Squat like a boss. While sitting, raise one leg forward and hold your arms in front of you. Stand up one one leg and return—alternate legs and repeat 10 times.
Raise yourself up. Stand away from your desk and place palms on the desk edge, shoulder width apart. While curling toes upward, with back and next straight perform rapid push-ups until failure.
- Eat brain-boosting food. A poor diet can cause a 20 percent drop in productivity as well as lowering your motivation, concentration and mood.
Have a banana break. Twenty-five grams of glucose is needed for efficient brain function—the same amount that is found in the average banana.
Channel your inner squirrel. Walnuts are an ideal snack as they are rich in Omega-3 fatty acids, which improve learning and memory as well as helping to protect against depression and mood disorders.
Turn to the dark side. Eating dark chocolate can reduce stress-hormone levels and improve your mood.
- Reminisce about your holiday. Studies into happiness have shown that memories of experiences like holidays become embellished in memory, making us happier.
Write a review of your holiday. Rate the restaurants you dined in, attractions you visited, and hotels you stayed in on social media and sites such as TripAdvisor.
Start a travel blog. Chronicle your holidays and adventures around the world, sharing experiences, connecting with other travelers, and gaining inspiration.
Make a photo album. Pictures or videos of your trip are great momentoes, and perfect for sharing online via social media such as Instagram and YouTube.
- Plan weekly activities. Distractions and interruptions can consume up to 28 percent of a work day and have been linked to increased dissatisfaction with work.

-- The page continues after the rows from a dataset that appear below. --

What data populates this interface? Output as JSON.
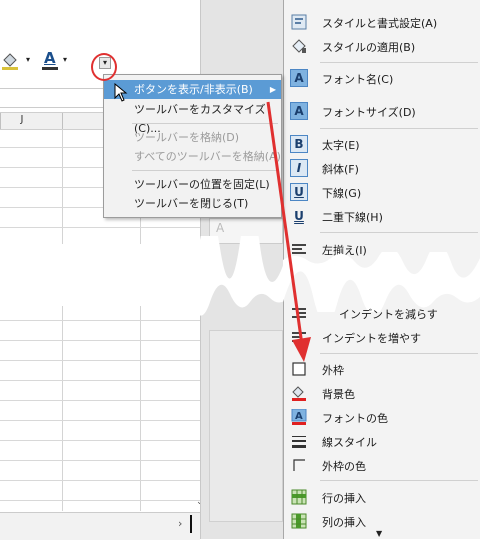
{
  "sheet": {
    "column_header": "J"
  },
  "toolbar": {
    "font_color_glyph": "A",
    "dropdown_glyph": "▾"
  },
  "context_menu": {
    "items": [
      {
        "label": "ボタンを表示/非表示(B)",
        "highlighted": true,
        "submenu": true
      },
      {
        "label": "ツールバーをカスタマイズ(C)...",
        "highlighted": false
      },
      {
        "label": "ツールバーを格納(D)",
        "disabled": true
      },
      {
        "label": "すべてのツールバーを格納(A)",
        "disabled": true
      },
      {
        "label": "ツールバーの位置を固定(L)"
      },
      {
        "label": "ツールバーを閉じる(T)"
      }
    ]
  },
  "right_menu": {
    "items": [
      {
        "label": "スタイルと書式設定(A)",
        "icon": "styles-icon"
      },
      {
        "label": "スタイルの適用(B)",
        "icon": "apply-style-icon"
      },
      {
        "label": "フォント名(C)",
        "icon": "font-name-icon"
      },
      {
        "label": "フォントサイズ(D)",
        "icon": "font-size-icon"
      },
      {
        "label": "太字(E)",
        "icon": "bold-icon"
      },
      {
        "label": "斜体(F)",
        "icon": "italic-icon"
      },
      {
        "label": "下線(G)",
        "icon": "underline-icon"
      },
      {
        "label": "二重下線(H)",
        "icon": "double-underline-icon"
      },
      {
        "label": "左揃え(I)",
        "icon": "align-left-icon"
      },
      {
        "label": "インデントを減らす",
        "icon": "decrease-indent-icon"
      },
      {
        "label": "インデントを増やす",
        "icon": "increase-indent-icon"
      },
      {
        "label": "外枠",
        "icon": "border-icon"
      },
      {
        "label": "背景色",
        "icon": "background-color-icon"
      },
      {
        "label": "フォントの色",
        "icon": "font-color-icon"
      },
      {
        "label": "線スタイル",
        "icon": "line-style-icon"
      },
      {
        "label": "外枠の色",
        "icon": "border-color-icon"
      },
      {
        "label": "行の挿入",
        "icon": "insert-row-icon"
      },
      {
        "label": "列の挿入",
        "icon": "insert-column-icon"
      }
    ]
  },
  "colors": {
    "highlight": "#5b9bd5",
    "annotation_red": "#e03030",
    "menu_bg": "#f3f3f3"
  }
}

Create a schedule. Every Sunday night, write out a list of activities and tasks to be completed over the week and allocating time for each.
Prioritize tasks. Schedule tasks in order of importance, and only allocate the time required for each—this prevents distractions and wasted time.
- Ensure you have a positive work-life balance. Forty percent of people believe they do not have a positive work-life balance. Work-life imbalance can lead to higher stress levels, increased chance of absenteeism, and lower productivity.
Have a social hobby. Engaging in team sports or physical activitiy with other people outside of work has been shown to help reduce overall stress levels.
Create a bucket list. Think about activities, goals, and holidays that you’d like to cross off before you get old, and write them down in a list.
Make time for friends and family. Participating in and strengthening a social support network is one of the most important factors in maintaining a healthy mental state.
- Plan your next holiday. People going on vacation are generally happier than non-vacationers. The effect of a vacation anticipation can potentially boost happiness for up to eight weeks.
Travel little and often. The length of a holiday does not affect how excited you get about it. But the more holidays you take, the more often you will have something to look forward to.
Save up for it. People who save money towards a goal and delay their consumption of an experience are on average happier than people who do not.
Imagine you’re already there. Make planning fun by reading travel guides for your destination of choice, look into local sights, and visualize your next trip.
Preparing yourself for your return to work after a holiday is important, but the best way to beat the back to work blues is to have another holiday planned or booked to look forward to.